As the land surface is paved, and converted into relatively impermeable urban soils, rainfall is unable to percolate into the ground, reducing the amount of groundwater recharge. This change alters the natural hydrology of stream and wetland systems, reducing the dry weather flow of stream systems. This change harms the habitat of many aquatic organisms. The recharge requirement attempts to reverse this impact by requiring that a specific volume of runoff be recharged into the groundwater, based on site characteristics.

In this section we describe basic options for groundwater recharge, and presents default criteria that will be used in the remainder of the Manual Builder.

Basic Options for Groundwater Recharge

Currently only two states, Massachusetts and Maryland,  require groundwater recharge. In both states the required recharge volume is based on the hydrologic soil groups (HSGs) at the site, and the amount of impervious cover created by the development.  A state or community could alternatively base this requirement on other soil and site properties, such as the actual soil permeability, or type of vegetation.

Default Criteria

Provide recharge at a site, such that:

Rev = (S)(Rv)(A)


            S =  The Recharge Factor (Fraction of the WQv to be infiltrated for a specific soil type; Table 1)
            RV = Runoff Coefficient (Determined based on site impervious cover)
            A = Site Area (acres)

The recharge volume could alternatively be expressed as a fraction of the water quality volume, rather than in watershed inches.

Table 1.  Values of the Recharge Factor (S)

Hydrologic Soil Group (HSG)

Recharge Factor (S)










The values presented in this table are those used in Maryland.
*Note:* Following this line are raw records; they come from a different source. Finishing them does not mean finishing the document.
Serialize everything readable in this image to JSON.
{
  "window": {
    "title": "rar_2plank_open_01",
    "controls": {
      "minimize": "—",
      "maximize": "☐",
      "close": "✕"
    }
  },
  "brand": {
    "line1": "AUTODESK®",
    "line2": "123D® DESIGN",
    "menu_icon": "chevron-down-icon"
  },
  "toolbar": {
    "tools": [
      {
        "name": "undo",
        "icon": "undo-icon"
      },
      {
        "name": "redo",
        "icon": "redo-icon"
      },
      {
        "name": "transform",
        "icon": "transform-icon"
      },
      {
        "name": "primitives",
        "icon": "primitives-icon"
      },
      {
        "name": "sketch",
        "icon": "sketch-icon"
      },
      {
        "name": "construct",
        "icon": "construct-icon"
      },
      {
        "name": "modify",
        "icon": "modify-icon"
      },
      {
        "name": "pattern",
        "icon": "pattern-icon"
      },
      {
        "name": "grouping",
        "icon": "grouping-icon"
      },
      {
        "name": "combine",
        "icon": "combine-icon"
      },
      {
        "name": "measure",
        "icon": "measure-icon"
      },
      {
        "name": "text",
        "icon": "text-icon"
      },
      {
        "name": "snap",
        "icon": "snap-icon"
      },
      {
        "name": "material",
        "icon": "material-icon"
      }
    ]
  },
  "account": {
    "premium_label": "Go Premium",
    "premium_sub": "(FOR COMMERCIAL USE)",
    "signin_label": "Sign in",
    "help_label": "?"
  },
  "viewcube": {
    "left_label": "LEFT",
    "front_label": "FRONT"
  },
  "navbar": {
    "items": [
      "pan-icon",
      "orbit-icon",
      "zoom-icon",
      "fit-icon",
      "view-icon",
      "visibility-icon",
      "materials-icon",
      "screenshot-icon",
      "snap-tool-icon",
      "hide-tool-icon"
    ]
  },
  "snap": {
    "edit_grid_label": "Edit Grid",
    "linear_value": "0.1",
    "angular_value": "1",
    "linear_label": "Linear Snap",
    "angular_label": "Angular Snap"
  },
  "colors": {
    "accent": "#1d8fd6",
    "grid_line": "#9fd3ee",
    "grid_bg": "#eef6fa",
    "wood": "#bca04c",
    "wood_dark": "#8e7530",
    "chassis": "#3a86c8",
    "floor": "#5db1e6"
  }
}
A different set of recharge requirements could be used in a specific locality.

A community may base the recharge requirement on factors other than or in addition to the soil group, such as the native vegetation, site slopes, and other factors that influence groundwater recharge.

The relationship between the Rev and WQv is shown in Figure 1.

The recharge volume is considered part of the total water quality volume (WQv ) that must be provided at a site and can be achieved either by a structural practice (infiltration, bioretention), a nonstructural practice (filtration of sheet flow), or a combination of both.

Few practices can effectively meet recharge requirements.  Often, a community may need to incorporate stormwater credits, such as stream buffers and rooftop disconnection in order to meet the requirement.

Basis of Design for Recharge

Specific limitations and guidance on the application of the recharge requirement include:

1)         If more than one hydrologic soil group (HSG) is present at a site, a composite recharge volume shall be computed based on the proportion of total site area within each HSG.  Any recharge provided at the site should be directed to the most permeable HSG.

2)                  The recharge criteria does not apply to any portion of a site designated as a stormwater hotspot. In addition, the appropriate local review authority may relax or eliminate the recharge requirement if the site is situated on unsuitable soils (e.g., marine clays), karst or is in a redevelopment area with contaminated soils.

Other caveats may apply to the use of groundwater recharge on a site.  For example, a community with chloride concerns in groundwater may disallow infiltration from roads or parking lots where road salt is used.